>>>>

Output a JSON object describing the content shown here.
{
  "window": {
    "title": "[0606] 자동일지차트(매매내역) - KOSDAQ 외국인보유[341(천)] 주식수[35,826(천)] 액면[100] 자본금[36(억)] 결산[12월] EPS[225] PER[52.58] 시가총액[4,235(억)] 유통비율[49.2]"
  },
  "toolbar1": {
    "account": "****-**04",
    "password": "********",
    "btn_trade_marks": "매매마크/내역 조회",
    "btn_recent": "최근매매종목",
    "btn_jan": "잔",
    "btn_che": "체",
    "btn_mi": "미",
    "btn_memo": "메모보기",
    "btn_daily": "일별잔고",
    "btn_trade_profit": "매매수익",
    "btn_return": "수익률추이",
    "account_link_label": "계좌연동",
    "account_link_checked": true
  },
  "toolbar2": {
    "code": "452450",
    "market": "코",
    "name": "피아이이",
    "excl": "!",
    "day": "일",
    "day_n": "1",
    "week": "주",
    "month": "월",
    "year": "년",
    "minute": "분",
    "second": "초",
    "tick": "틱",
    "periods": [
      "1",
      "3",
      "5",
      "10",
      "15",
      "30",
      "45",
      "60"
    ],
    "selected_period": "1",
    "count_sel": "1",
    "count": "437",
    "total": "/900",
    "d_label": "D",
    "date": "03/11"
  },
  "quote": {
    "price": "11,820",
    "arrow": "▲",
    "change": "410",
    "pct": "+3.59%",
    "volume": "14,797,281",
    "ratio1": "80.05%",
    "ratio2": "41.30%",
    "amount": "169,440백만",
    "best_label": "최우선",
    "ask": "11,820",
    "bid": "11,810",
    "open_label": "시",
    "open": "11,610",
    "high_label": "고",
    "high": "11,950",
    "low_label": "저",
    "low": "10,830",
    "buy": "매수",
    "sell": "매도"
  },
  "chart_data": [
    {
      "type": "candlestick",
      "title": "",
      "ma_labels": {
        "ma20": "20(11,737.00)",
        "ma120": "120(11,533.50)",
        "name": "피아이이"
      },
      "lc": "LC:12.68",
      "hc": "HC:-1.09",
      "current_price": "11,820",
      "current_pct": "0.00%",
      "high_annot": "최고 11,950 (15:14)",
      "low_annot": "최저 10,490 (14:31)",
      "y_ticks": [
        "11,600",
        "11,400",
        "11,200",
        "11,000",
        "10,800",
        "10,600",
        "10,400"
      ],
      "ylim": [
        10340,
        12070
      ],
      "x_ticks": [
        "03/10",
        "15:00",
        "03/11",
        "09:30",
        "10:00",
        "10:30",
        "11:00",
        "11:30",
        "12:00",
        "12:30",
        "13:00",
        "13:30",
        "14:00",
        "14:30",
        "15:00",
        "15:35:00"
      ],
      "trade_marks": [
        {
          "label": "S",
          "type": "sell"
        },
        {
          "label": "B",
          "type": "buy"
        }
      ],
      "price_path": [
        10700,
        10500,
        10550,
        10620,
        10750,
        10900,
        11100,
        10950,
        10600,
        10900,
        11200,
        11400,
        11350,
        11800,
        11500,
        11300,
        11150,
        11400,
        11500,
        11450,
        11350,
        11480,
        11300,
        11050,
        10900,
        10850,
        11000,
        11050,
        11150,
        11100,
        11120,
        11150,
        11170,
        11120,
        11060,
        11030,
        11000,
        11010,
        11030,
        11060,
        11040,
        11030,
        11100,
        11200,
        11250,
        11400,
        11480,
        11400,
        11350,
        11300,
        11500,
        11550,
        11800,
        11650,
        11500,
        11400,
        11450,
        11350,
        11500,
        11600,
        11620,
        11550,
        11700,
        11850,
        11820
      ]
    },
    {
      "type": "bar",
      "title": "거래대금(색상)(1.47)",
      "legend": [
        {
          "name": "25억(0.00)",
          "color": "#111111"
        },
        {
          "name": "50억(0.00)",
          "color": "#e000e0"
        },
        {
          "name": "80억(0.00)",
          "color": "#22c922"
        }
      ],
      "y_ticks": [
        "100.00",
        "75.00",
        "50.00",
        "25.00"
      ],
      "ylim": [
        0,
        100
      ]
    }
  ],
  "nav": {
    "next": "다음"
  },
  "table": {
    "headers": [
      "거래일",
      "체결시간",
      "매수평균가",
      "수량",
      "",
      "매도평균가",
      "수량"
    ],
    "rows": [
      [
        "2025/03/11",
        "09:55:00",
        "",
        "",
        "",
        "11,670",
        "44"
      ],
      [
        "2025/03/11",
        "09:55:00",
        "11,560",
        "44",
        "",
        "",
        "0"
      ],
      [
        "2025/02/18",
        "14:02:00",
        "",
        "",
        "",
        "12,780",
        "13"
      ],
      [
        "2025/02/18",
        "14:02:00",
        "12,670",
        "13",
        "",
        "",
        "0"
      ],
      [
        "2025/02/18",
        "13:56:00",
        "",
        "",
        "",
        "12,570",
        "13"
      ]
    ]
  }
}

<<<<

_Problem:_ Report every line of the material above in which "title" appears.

_Answer space:_
    "title": "[0606] 자동일지차트(매매내역) - KOSDAQ 외국인보유[341(천)] 주식수[35,826(천)] 액면[100] 자본금[36(억)] 결산[12월] EPS[225] PER[52.58] 시가총액[4,235(억)] 유통비율[49.2]"
      "title": "",
      "title": "거래대금(색상)(1.47)",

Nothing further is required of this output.